• [WHAT TO WORK ON] Return every entry exactly as written, with the pictures removed.

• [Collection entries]
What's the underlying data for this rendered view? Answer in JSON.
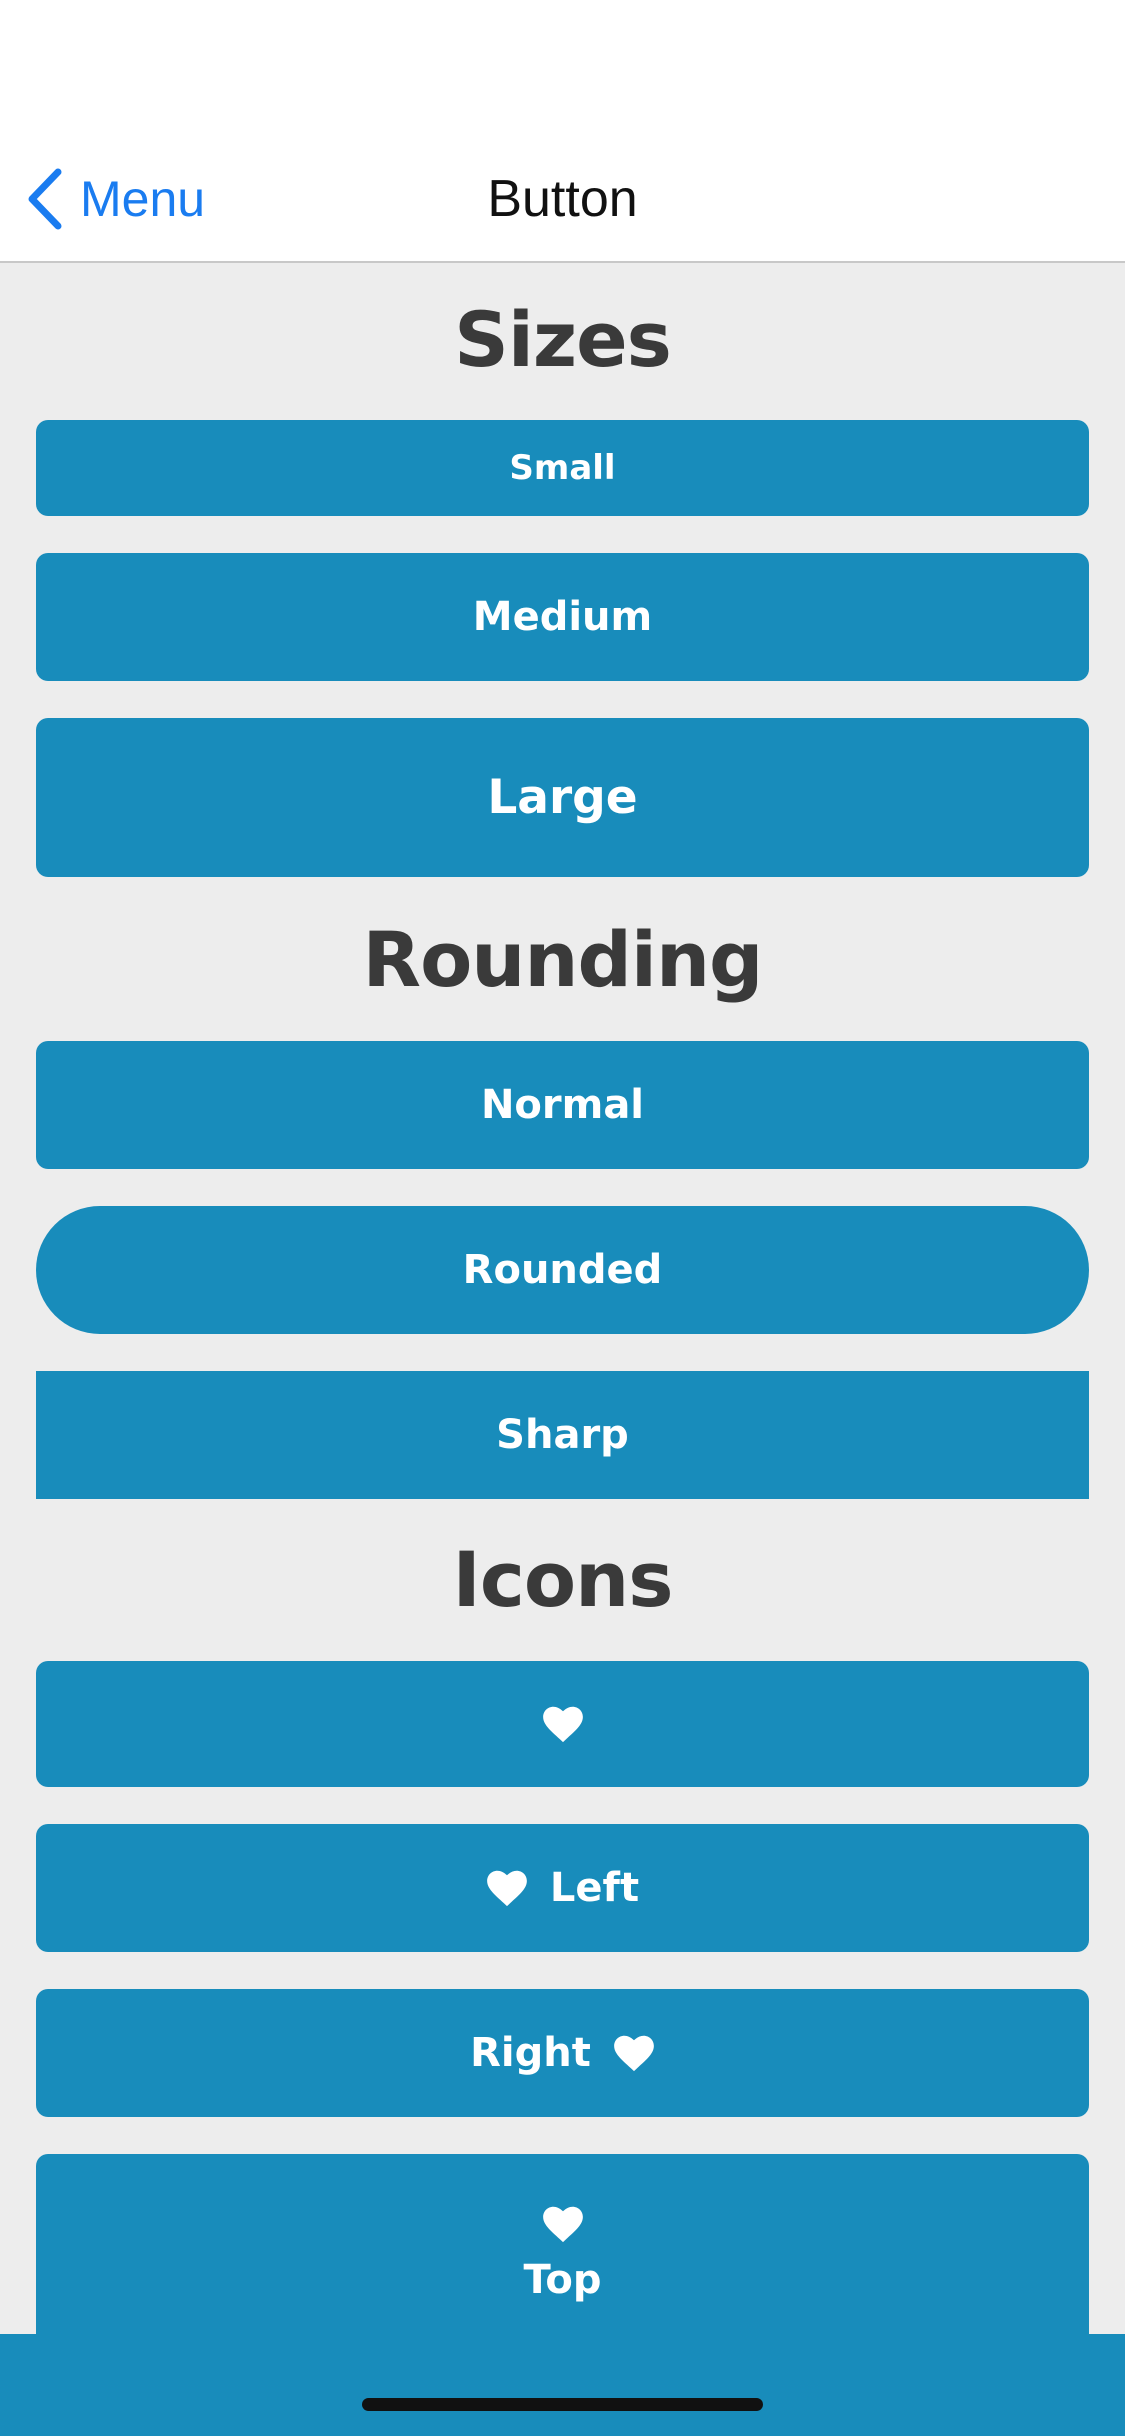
{
  "nav": {
    "back_label": "Menu",
    "title": "Button"
  },
  "sections": {
    "sizes": {
      "title": "Sizes",
      "small": "Small",
      "medium": "Medium",
      "large": "Large"
    },
    "rounding": {
      "title": "Rounding",
      "normal": "Normal",
      "rounded": "Rounded",
      "sharp": "Sharp"
    },
    "icons": {
      "title": "Icons",
      "left": "Left",
      "right": "Right",
      "top": "Top"
    }
  },
  "colors": {
    "button": "#188cbb",
    "accent": "#1a7cf0",
    "background": "#ededed"
  },
  "icons": {
    "back": "chevron-left-icon",
    "button_icon": "heart-icon"
  }
}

• [ANSWER BELOW]
What's the underlying data for this rendered view? Answer in JSON.
{
  "nav": {
    "back_label": "Menu",
    "title": "Button"
  },
  "sections": {
    "sizes": {
      "title": "Sizes",
      "small": "Small",
      "medium": "Medium",
      "large": "Large"
    },
    "rounding": {
      "title": "Rounding",
      "normal": "Normal",
      "rounded": "Rounded",
      "sharp": "Sharp"
    },
    "icons": {
      "title": "Icons",
      "left": "Left",
      "right": "Right",
      "top": "Top"
    }
  },
  "colors": {
    "button": "#188cbb",
    "accent": "#1a7cf0",
    "background": "#ededed"
  },
  "icons": {
    "back": "chevron-left-icon",
    "button_icon": "heart-icon"
  }
}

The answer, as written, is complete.